Low oil prices drove New Zealand's consumer price inflation down by 0.5 per cent over the June quarter, making for a 1.5 per cent gain over the year, and raising the possibility of deflation further out.
The quarterly fall in the consumers price index (CPI) was in line with market expectations.
Stats NZ said transport costs fell by 4.9 per cent over the quarter, influenced by lower prices for petrol (down 12 per cent).
Today's annual figure takes inflation well short of the 2 per cent mid-point of the Reserve Bank's 1 to 3 per cent target range.
Economists fear deflation because falling prices lead to lower consumer spending, which is a big part of economic growth.
Companies respond to falling prices by slowing down their production, which leads to layoffs and salary reductions.
From the Reserve Bank's perspective, it's not inflation pressures today, but inflation pressures over 2021 that the Reserve Bank will be most concerned about – as inflation is a lagging economic variable, ASB Bank said.
"Deflation risks cannot be ruled out, which will make the RBNZ nervous given the limited the effectiveness of the OCR, which is now stuck at its operational lower bound," ASB economists said in a commentary.
"For now, it appears the economy has recovered from lockdown faster than expected."
The key is how well activity and confidence hold up over the rest of the year as the labour market weakens, sending unemployment higher and weighing on wage growth.
"Should the economic outlook deteriorate more than expected from here, we believe the Reserve Bank will prefer to use its Large-Scale Asset Purchase programme (bond buying) and other policy options, over a negative official cash rate," ASB said.
Kiwibank economists expect inflation to fall below 1 per cent by the year's end.
"The tyres of the Kiwi economy are deflating.

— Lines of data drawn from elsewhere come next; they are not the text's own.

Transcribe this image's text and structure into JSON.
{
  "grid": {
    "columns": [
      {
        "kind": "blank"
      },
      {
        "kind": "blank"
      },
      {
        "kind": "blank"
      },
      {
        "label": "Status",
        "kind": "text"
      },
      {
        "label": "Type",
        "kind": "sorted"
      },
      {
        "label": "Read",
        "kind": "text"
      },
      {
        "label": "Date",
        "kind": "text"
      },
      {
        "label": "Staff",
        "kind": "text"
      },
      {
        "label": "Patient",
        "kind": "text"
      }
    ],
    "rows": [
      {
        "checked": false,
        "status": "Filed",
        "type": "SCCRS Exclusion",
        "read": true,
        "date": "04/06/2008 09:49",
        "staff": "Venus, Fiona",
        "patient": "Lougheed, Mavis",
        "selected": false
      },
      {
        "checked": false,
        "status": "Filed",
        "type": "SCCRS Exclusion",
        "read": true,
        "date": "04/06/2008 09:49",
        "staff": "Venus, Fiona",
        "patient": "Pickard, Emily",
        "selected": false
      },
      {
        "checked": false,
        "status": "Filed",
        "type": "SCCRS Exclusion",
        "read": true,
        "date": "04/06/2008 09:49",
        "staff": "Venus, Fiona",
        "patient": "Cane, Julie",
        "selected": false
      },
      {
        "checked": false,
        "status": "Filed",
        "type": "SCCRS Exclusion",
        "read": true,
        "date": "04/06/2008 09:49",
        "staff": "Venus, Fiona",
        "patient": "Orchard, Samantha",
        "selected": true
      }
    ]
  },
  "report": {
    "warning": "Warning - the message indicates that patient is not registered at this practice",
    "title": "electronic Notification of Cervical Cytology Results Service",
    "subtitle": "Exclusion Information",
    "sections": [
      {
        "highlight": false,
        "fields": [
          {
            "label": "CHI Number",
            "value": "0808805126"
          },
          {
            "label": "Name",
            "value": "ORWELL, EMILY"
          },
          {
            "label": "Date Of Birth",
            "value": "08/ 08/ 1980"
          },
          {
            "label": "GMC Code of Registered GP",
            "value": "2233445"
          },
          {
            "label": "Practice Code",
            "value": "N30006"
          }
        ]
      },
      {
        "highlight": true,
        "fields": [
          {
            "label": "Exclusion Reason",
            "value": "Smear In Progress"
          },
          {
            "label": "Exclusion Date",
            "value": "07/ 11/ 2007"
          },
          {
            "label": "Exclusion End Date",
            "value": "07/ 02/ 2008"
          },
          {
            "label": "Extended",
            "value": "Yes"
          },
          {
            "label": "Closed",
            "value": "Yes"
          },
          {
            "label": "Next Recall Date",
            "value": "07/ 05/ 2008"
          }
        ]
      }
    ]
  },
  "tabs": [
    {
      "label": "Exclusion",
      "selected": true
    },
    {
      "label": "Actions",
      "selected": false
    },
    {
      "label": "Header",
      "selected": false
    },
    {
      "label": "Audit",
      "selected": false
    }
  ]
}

But Covid-19 has caused a large puncture - deflation," Kiwibank said.
Oil prices slumped over the June quarter as the Covid-19 pandemic drove a sharp fall in the demand at a time when Saudi Arabia and Russia were involved in a price war.
In today's release, Stats NZ said food prices rose 1.1 per cent, influenced by higher vegetable prices (up 16 per cent).
Housing and household utilities rose 0.6 per cent, driven by higher prices for rentals for housing (up 0.6 per cent).
Stats NZ said the Covid-19 pandemic and subsequent alert level response created some interruptions in data collection and methodological challenges for the quarter CPI.
"They have also created a lot of volatility in the data," the department said.
The Reserve Bank has set its official cash rate at its lowest ever level of 0.25 per cent and has embarked on a $60 billion bond-buying programme to keep interest rates low in order to stimulate a pandemic-hit economy.
Westpac said the result did not alter its view that the Reserve Bank would need to keep monetary settings loose for a long period.
"We think that weak demand will trump supply-side disruptions over the medium term, leading to lower inflation pressures, and the economy is likely to remain below full employment for years to come," the bank said.